▶ [TASK TO COMPLETE]:
Count the lines containing "JSON" in the entries underneath, and state that count without anything else.

--

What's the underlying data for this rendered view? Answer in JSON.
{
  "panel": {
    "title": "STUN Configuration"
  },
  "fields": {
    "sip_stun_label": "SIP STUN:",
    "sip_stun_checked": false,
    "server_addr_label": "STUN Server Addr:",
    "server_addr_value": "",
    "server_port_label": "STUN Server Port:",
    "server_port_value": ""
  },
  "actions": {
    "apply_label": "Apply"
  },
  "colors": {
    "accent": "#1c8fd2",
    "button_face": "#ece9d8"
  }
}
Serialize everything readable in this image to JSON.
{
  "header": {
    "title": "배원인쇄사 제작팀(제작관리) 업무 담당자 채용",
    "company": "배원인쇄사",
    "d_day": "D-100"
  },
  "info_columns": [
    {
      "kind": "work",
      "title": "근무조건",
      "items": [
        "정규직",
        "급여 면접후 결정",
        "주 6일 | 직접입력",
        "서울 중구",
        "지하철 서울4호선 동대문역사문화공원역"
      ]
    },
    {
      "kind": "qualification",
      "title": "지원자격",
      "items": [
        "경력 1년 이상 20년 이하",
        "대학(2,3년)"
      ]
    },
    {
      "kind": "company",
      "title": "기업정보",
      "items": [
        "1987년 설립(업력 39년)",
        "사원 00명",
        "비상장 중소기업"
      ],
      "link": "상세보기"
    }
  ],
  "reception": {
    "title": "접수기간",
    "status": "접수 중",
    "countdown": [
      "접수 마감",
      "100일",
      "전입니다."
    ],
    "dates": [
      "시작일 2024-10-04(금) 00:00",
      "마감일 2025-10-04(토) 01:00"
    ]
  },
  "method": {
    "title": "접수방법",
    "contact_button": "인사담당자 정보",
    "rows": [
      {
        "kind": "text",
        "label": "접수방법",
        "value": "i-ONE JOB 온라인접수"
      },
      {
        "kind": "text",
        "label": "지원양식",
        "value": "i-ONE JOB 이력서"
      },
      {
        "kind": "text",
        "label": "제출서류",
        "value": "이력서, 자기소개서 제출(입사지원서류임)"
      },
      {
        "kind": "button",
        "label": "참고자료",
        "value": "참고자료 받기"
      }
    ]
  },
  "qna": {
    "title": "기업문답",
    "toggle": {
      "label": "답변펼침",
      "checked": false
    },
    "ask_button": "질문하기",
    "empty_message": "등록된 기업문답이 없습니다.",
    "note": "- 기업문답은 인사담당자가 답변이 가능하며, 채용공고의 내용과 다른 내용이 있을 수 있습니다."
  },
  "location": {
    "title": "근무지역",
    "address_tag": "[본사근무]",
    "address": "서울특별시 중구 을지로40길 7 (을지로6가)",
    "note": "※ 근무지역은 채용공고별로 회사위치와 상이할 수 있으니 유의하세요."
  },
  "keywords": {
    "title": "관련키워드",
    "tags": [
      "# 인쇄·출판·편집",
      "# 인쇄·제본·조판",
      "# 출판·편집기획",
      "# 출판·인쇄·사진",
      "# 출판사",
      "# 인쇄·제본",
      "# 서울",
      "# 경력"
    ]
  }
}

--

▶ [WRITTEN ANSWER]:
2